One of these days, Google is going to need to find a way to wring money out of YouTube, but at least it has a lot of room to grow.
If you're a glass half-full kind of person, then a report out Friday from Bernstein Research's Jeffrey Lindsay (as spotted by MediaMemo) should resonate. One of YouTube's main revenue-generating issues is that companies don't necessarily want to advertise next to videos of a fireman lighting himself on fire, or TMZ's bizarre interview of the Houston Rockets' Ron Artest, both among the most popular videos on YouTube at the moment.
But Lindsay believes that YouTube has been able to increase the number of videos suitable for advertising to around 9 percent of YouTube's inventory. That doesn't sound like much, but it's up from around 3 percent last year, according to MediaMemo, and could reach 15 percent next year.

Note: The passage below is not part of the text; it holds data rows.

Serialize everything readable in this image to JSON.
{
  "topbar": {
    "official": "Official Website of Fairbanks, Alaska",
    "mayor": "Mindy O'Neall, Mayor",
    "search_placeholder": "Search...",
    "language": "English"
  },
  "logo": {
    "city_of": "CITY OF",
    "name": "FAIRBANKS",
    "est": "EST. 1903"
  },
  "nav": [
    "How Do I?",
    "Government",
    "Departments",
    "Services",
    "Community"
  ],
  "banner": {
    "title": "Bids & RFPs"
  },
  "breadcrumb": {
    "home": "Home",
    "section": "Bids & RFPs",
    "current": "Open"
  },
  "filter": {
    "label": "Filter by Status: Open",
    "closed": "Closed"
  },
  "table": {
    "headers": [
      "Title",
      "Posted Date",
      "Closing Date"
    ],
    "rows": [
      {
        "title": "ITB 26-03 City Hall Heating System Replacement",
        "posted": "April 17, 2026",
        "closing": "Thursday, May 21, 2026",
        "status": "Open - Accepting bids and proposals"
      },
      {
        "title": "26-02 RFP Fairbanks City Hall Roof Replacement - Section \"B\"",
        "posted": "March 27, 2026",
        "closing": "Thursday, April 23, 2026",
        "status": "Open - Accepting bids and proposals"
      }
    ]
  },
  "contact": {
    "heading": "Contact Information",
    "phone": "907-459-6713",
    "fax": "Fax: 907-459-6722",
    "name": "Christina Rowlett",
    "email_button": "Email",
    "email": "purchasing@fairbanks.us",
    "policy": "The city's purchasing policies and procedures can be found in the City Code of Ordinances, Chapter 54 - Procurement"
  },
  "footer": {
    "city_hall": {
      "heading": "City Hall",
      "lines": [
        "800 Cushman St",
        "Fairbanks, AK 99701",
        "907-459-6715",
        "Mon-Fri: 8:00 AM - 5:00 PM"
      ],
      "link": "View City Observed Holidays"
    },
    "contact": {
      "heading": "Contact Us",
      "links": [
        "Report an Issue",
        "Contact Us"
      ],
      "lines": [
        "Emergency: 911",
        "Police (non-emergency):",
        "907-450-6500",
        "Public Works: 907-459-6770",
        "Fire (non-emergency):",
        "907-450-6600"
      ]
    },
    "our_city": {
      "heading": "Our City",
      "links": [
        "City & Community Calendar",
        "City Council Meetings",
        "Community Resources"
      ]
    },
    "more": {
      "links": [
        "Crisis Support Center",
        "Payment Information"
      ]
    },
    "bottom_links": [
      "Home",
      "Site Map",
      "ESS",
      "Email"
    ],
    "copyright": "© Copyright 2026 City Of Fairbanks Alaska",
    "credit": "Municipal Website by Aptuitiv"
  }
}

The concern, of course, is that despite YouTube's enormous traffic--it's the single-largest part of Google's outbound bandwidth--upstart Hulu could have an edge with advertisers because of the quality of its content. That's part of the reason YouTube is involved in Vevo, a joint venture with Universal Music Group to create a standalone site for music videos.